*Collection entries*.
[Start of section]
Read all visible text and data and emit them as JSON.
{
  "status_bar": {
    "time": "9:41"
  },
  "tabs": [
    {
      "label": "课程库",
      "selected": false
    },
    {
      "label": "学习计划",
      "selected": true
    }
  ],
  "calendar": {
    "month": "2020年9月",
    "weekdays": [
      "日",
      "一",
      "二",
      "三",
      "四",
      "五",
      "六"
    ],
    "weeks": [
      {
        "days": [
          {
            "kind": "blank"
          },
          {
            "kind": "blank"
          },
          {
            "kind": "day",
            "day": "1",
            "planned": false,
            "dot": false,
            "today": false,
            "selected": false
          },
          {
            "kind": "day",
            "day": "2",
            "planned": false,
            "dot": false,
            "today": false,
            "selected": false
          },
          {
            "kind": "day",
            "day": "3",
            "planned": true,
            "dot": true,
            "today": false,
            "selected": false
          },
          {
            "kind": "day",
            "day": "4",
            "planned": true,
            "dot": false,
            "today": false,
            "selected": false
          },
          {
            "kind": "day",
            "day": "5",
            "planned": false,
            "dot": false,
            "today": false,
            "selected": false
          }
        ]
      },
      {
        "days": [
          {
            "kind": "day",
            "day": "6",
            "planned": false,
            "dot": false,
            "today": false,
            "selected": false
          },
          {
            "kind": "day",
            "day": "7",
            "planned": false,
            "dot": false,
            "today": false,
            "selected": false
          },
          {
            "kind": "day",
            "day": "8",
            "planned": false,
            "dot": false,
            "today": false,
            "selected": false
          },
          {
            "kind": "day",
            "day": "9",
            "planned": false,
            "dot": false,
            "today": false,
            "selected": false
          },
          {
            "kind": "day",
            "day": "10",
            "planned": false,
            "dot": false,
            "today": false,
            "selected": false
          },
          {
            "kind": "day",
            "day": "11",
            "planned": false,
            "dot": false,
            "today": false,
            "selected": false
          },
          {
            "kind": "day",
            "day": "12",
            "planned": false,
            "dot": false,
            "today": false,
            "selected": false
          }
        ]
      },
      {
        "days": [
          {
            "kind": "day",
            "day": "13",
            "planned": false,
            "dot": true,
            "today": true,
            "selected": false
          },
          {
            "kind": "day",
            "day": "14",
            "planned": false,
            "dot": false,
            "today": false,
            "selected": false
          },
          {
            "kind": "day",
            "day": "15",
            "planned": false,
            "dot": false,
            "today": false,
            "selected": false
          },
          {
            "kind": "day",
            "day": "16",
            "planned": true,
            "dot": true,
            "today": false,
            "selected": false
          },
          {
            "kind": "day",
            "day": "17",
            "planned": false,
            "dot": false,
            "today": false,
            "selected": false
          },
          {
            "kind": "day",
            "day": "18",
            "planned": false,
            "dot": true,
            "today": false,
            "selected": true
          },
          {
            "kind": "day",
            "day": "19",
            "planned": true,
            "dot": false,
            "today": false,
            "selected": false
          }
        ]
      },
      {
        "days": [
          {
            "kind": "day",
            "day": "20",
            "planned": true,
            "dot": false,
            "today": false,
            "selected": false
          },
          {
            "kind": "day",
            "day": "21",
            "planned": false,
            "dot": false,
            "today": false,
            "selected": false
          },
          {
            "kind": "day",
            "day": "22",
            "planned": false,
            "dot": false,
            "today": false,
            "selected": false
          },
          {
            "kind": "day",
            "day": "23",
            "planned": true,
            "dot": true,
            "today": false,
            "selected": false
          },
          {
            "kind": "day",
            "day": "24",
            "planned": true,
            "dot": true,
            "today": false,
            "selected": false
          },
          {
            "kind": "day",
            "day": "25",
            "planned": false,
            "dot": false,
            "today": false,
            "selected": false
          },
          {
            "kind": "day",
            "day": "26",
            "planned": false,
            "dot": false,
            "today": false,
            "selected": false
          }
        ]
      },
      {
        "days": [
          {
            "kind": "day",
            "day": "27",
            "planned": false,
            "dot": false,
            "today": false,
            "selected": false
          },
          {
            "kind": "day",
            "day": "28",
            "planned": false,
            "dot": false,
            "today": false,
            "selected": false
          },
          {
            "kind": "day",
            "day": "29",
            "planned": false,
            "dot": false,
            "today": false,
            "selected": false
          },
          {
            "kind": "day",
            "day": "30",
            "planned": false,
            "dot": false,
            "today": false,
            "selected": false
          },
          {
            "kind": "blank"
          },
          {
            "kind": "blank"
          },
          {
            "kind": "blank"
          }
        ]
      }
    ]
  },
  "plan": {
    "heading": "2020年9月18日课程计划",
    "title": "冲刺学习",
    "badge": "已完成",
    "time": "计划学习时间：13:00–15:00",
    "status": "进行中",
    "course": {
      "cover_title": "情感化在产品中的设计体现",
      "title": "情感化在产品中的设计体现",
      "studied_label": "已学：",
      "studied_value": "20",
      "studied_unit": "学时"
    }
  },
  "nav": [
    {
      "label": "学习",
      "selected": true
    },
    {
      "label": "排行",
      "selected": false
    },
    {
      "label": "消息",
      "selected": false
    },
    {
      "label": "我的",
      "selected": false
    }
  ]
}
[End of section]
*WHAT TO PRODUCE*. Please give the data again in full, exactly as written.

*SOLVED EXERCISE*.
Read all visible text and data and emit them as JSON.
{
  "status_bar": {
    "time": "9:41"
  },
  "tabs": [
    {
      "label": "课程库",
      "selected": false
    },
    {
      "label": "学习计划",
      "selected": true
    }
  ],
  "calendar": {
    "month": "2020年9月",
    "weekdays": [
      "日",
      "一",
      "二",
      "三",
      "四",
      "五",
      "六"
    ],
    "weeks": [
      {
        "days": [
          {
            "kind": "blank"
          },
          {
            "kind": "blank"
          },
          {
            "kind": "day",
            "day": "1",
            "planned": false,
            "dot": false,
            "today": false,
            "selected": false
          },
          {
            "kind": "day",
            "day": "2",
            "planned": false,
            "dot": false,
            "today": false,
            "selected": false
          },
          {
            "kind": "day",
            "day": "3",
            "planned": true,
            "dot": true,
            "today": false,
            "selected": false
          },
          {
            "kind": "day",
            "day": "4",
            "planned": true,
            "dot": false,
            "today": false,
            "selected": false
          },
          {
            "kind": "day",
            "day": "5",
            "planned": false,
            "dot": false,
            "today": false,
            "selected": false
          }
        ]
      },
      {
        "days": [
          {
            "kind": "day",
            "day": "6",
            "planned": false,
            "dot": false,
            "today": false,
            "selected": false
          },
          {
            "kind": "day",
            "day": "7",
            "planned": false,
            "dot": false,
            "today": false,
            "selected": false
          },
          {
            "kind": "day",
            "day": "8",
            "planned": false,
            "dot": false,
            "today": false,
            "selected": false
          },
          {
            "kind": "day",
            "day": "9",
            "planned": false,
            "dot": false,
            "today": false,
            "selected": false
          },
          {
            "kind": "day",
            "day": "10",
            "planned": false,
            "dot": false,
            "today": false,
            "selected": false
          },
          {
            "kind": "day",
            "day": "11",
            "planned": false,
            "dot": false,
            "today": false,
            "selected": false
          },
          {
            "kind": "day",
            "day": "12",
            "planned": false,
            "dot": false,
            "today": false,
            "selected": false
          }
        ]
      },
      {
        "days": [
          {
            "kind": "day",
            "day": "13",
            "planned": false,
            "dot": true,
            "today": true,
            "selected": false
          },
          {
            "kind": "day",
            "day": "14",
            "planned": false,
            "dot": false,
            "today": false,
            "selected": false
          },
          {
            "kind": "day",
            "day": "15",
            "planned": false,
            "dot": false,
            "today": false,
            "selected": false
          },
          {
            "kind": "day",
            "day": "16",
            "planned": true,
            "dot": true,
            "today": false,
            "selected": false
          },
          {
            "kind": "day",
            "day": "17",
            "planned": false,
            "dot": false,
            "today": false,
            "selected": false
          },
          {
            "kind": "day",
            "day": "18",
            "planned": false,
            "dot": true,
            "today": false,
            "selected": true
          },
          {
            "kind": "day",
            "day": "19",
            "planned": true,
            "dot": false,
            "today": false,
            "selected": false
          }
        ]
      },
      {
        "days": [
          {
            "kind": "day",
            "day": "20",
            "planned": true,
            "dot": false,
            "today": false,
            "selected": false
          },
          {
            "kind": "day",
            "day": "21",
            "planned": false,
            "dot": false,
            "today": false,
            "selected": false
          },
          {
            "kind": "day",
            "day": "22",
            "planned": false,
            "dot": false,
            "today": false,
            "selected": false
          },
          {
            "kind": "day",
            "day": "23",
            "planned": true,
            "dot": true,
            "today": false,
            "selected": false
          },
          {
            "kind": "day",
            "day": "24",
            "planned": true,
            "dot": true,
            "today": false,
            "selected": false
          },
          {
            "kind": "day",
            "day": "25",
            "planned": false,
            "dot": false,
            "today": false,
            "selected": false
          },
          {
            "kind": "day",
            "day": "26",
            "planned": false,
            "dot": false,
            "today": false,
            "selected": false
          }
        ]
      },
      {
        "days": [
          {
            "kind": "day",
            "day": "27",
            "planned": false,
            "dot": false,
            "today": false,
            "selected": false
          },
          {
            "kind": "day",
            "day": "28",
            "planned": false,
            "dot": false,
            "today": false,
            "selected": false
          },
          {
            "kind": "day",
            "day": "29",
            "planned": false,
            "dot": false,
            "today": false,
            "selected": false
          },
          {
            "kind": "day",
            "day": "30",
            "planned": false,
            "dot": false,
            "today": false,
            "selected": false
          },
          {
            "kind": "blank"
          },
          {
            "kind": "blank"
          },
          {
            "kind": "blank"
          }
        ]
      }
    ]
  },
  "plan": {
    "heading": "2020年9月18日课程计划",
    "title": "冲刺学习",
    "badge": "已完成",
    "time": "计划学习时间：13:00–15:00",
    "status": "进行中",
    "course": {
      "cover_title": "情感化在产品中的设计体现",
      "title": "情感化在产品中的设计体现",
      "studied_label": "已学：",
      "studied_value": "20",
      "studied_unit": "学时"
    }
  },
  "nav": [
    {
      "label": "学习",
      "selected": true
    },
    {
      "label": "排行",
      "selected": false
    },
    {
      "label": "消息",
      "selected": false
    },
    {
      "label": "我的",
      "selected": false
    }
  ]
}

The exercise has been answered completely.